The Man Behind the Photo
Ultrarunner David Green's iPhone snapshot helps nab Boston Marathon Bombers
Green shows his photo of suspected bomber Dzhokhar Tsarnaev leaving the scene. Photo by AP Images/Phil Sears.
When David Green, 49, of Jacksonville, Florida, packed his bags for the Boston Marathon this year, he had no idea that his experience there would begin with euphoria, transform into horror and conclude in heroism. In the moments following the explosions, the accomplished ultrarunner snapped the clearest photo of suspected bomber Dzhokhar Tsarnaev, eventually helping the FBI positively identify the suspect—Green just didn’t know it at the time.
Green hasn’t always been an avid runner. He was first and foremost a multi-sport triathlete, completing 16 ironman competitions before burning out. in 2009, after a bike crash in the ironman Florida left him unable to bike or swim, he decided to give ultras a try.
He was pleased to find the vibe at the starting line of the 2011 Rocky Raccoon 100-miler in Huntsville, Texas “normal again—not all body shaved.” That race, which he finished in just over 24 hours, gave him the ultra bug. The following year, he ran several more, including the 135-mile Badwater Ultramarathon through Death Valley and its lesser-known knockoff, the Brazil 135.
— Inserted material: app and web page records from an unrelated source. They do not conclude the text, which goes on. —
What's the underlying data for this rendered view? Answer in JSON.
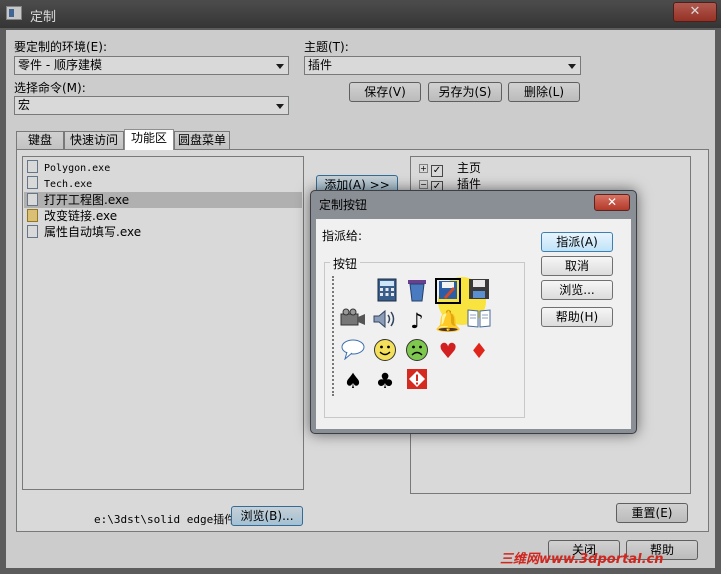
{
  "window": {
    "title": "定制",
    "close_glyph": "✕"
  },
  "form": {
    "env_label": "要定制的环境(E):",
    "env_value": "零件 - 顺序建模",
    "theme_label": "主题(T):",
    "theme_value": "插件",
    "cmd_label": "选择命令(M):",
    "cmd_value": "宏",
    "save_btn": "保存(V)",
    "saveas_btn": "另存为(S)",
    "delete_btn": "删除(L)"
  },
  "tabs": [
    "键盘",
    "快速访问",
    "功能区",
    "圆盘菜单"
  ],
  "active_tab": "功能区",
  "commands": [
    {
      "name": "Polygon.exe",
      "mono": true,
      "icon": "file-icon"
    },
    {
      "name": "Tech.exe",
      "mono": true,
      "icon": "file-icon"
    },
    {
      "name": "打开工程图.exe",
      "mono": false,
      "icon": "file-icon",
      "selected": true
    },
    {
      "name": "改变链接.exe",
      "mono": false,
      "icon": "link-file-icon"
    },
    {
      "name": "属性自动填写.exe",
      "mono": false,
      "icon": "file-icon"
    }
  ],
  "add_btn": "添加(A) >>",
  "tree": [
    {
      "label": "主页",
      "checked": true,
      "expander": "+"
    },
    {
      "label": "插件",
      "checked": true,
      "expander": "−"
    }
  ],
  "path_text": "e:\\3dst\\solid edge插件",
  "browse_btn": "浏览(B)...",
  "reset_btn": "重置(E)",
  "close_btn": "关闭",
  "help_btn": "帮助",
  "watermark": "三维网www.3dportal.cn",
  "dialog": {
    "title": "定制按钮",
    "assign_label": "指派给:",
    "group_label": "按钮",
    "assign_btn": "指派(A)",
    "cancel_btn": "取消",
    "browse_btn": "浏览...",
    "help_btn": "帮助(H)",
    "icons": [
      [
        "calculator-icon",
        "trash-can-icon",
        "save-edit-icon",
        "save-disk-icon"
      ],
      [
        "video-camera-icon",
        "speaker-icon",
        "music-note-icon",
        "bell-icon",
        "book-icon"
      ],
      [
        "speech-bubble-icon",
        "smiley-face-icon",
        "sad-face-icon",
        "heart-icon",
        "diamond-icon"
      ],
      [
        "spade-icon",
        "club-icon",
        "warning-sign-icon"
      ]
    ]
  }
}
Green says he thrives on connecting with people—particularly athletes. Though his job as CEO of 110%, a compression-apparel company, has had him reveling in the family reunion vibe of many a marathon expo, Green had never run Boston before this year.
On April 15, he crossed the finish line at Boston in 3 hours 28 minutes. After stopping inside a store to charge his dead iPhone, he began walking along Boylston Street when the first bomb exploded. Moments later, the second one went off, just a few storefronts away from Green. The crowd broke into panic.
Green—who’d also been present in new york on 9-11—snapped a quick picture of the chaos with his iPhone, before running toward the victims to try to offer aid. He was overcome with horror and a sense of helplessness at the scene—people maimed and bleeding, a young boy missing a leg, a man with his clothes blown off. Police soon ordered green to evacuate the area.
“I called my wife sobbing and incoherent,” he says. “Just days before, I’d been talking to one of my coworkers, and we’d asked ourselves, as men, who could remember the last time we’d ever cried? I’d laughed and said, ‘I don’t think I’ve cried in 30 years.’”
That night, he posted his photo on Facebook with a note to let people know he was safe, albeit reeling from the atrocities he’d witnessed. Several days later, when the FBI released the first blurry photos of the unidentified, suspected bombers, a friend of green’s sent him a text to say, “I think you gotta check your photo.”
Sure enough, when green took a closer look at his own image, the “white-hat suspect” was shown clearly, walking away from the explosion. Green called the FBI to share his photo, then reposted it on Facebook, asking friends to share it, hoping it might help someone identify the suspect.
Says green, “The running community is so strong, so vocal and focused. If you give them a cause, they rally like none other.”
The photo instantly went viral. Within 30 minutes, a reporter from The New York Times had called him. In his desire to help, Green didn’t sleep for days, doing around-the-clock interviews with major media outlets—the BBC, Good Morning America, CNN. Despite some initial skepticism online about whether the image had been doctored—green says he has no idea how to use Photoshop—it did its job. Says Green, with 12,000 shares on Facebook, the image “at minimum provided some fresh information, and at best helped someone identify him.”
When his wife wondered aloud how green stayed up night after night doing interviews, he responded, “This is why I trained for Badwater—this is just what runners do. You look for pain and punishment, but you know there’s meaning in it.”